**What you should do:** Search the entries for the word "love". Copy every line where it turns up.

**Given data:**
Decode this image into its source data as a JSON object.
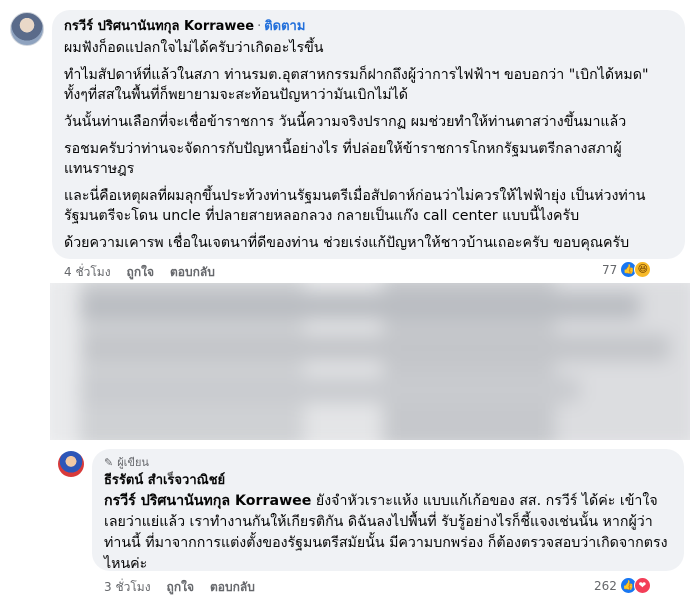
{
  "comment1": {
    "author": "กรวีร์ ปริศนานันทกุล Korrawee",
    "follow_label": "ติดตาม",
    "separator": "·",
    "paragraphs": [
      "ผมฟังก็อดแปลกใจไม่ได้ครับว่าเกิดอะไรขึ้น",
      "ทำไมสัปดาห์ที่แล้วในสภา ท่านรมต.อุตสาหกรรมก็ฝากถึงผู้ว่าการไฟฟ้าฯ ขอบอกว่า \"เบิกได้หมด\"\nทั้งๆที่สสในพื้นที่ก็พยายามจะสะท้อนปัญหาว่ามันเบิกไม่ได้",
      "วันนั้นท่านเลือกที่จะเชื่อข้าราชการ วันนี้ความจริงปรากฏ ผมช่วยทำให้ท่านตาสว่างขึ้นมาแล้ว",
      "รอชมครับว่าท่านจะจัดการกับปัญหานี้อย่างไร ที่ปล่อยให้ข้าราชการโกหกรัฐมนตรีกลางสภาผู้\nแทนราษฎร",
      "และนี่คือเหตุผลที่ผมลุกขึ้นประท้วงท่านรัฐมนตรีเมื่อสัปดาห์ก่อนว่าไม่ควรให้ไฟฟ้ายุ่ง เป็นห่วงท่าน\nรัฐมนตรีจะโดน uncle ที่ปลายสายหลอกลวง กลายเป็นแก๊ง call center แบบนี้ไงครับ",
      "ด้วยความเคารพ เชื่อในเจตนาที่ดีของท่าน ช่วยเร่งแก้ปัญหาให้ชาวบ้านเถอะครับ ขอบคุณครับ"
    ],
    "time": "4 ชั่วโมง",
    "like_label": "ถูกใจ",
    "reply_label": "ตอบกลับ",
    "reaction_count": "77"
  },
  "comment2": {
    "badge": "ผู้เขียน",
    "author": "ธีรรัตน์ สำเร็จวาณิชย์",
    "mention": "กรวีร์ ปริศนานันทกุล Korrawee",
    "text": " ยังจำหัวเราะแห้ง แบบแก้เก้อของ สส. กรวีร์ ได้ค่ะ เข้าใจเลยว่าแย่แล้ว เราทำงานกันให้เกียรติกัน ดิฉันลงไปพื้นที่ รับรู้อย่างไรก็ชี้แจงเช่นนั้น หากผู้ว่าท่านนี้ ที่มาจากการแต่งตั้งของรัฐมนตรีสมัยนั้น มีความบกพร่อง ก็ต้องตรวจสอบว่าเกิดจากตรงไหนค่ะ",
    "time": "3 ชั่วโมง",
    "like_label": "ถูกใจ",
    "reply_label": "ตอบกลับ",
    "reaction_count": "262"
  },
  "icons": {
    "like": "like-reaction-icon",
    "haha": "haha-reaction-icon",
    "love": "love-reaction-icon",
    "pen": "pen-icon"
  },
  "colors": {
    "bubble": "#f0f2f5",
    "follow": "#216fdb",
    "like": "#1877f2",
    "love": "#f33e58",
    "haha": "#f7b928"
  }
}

**Solution:**
    "love": "love-reaction-icon",
    "love": "#f33e58",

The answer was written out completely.